The Maternal and Postweaning Diet on Cardiometabolic Function of Dams and Offspring
Obesity is a known risk factor for the development of cardiovascular diseases, and the emerging evidence suggests that the intrauterine environment is of importance on the development of obesity in offspring. The purpose of this study was to investigate the effects of combined exposure to maternal obesogenic diet and postweaning diet on cardiometabolic health of both mothers and offspring. Female CD-1 mice were fed either a high-fat, high-sucrose (HFHS) or a refined low-fat, low-sucrose (LFLS) diet for 8 weeks before pregnancy and throughout the study period.
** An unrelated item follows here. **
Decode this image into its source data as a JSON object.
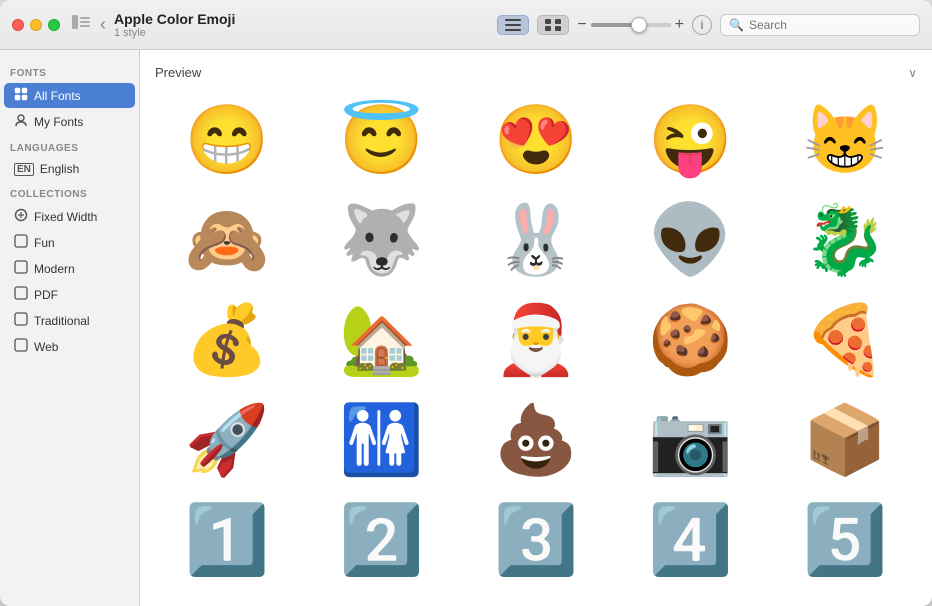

Offspring were studied at 2-3 months and 5-6 months of age. Glucose homeostasis was assessed by glucose tolerance and insulin tolerance testing. Cardiac function was measured by M-mode-echocardiography. Myosin heavy chain (MHC) isoform content was measured using SDS-polyacrylamide gel electrophoresis. We found that dams developed obesity with the HFHS diet significantly decreasing systolic function during late gestation and weaning (P<0.05), but not at 6 weeks postpartum (PP). The HFHS diet alone, however, did not alter cardiac function in dams. Postweaning HFHS diet resulted in significant weight gain (P<0.05) and insulin resistance (P<0.05) in both male and female offspring, but did not induce cardiac dysfunction. We found no differences in the MHC isoform content in the studied animals. Our results suggest that both gestational and postweaning diet impaired the development of obesity and impaired glucose homeostasis. Follow-up into later age of offspring in cardiac function may be recommended to further assess the risk of dam obesity and postweaning diet in offspring.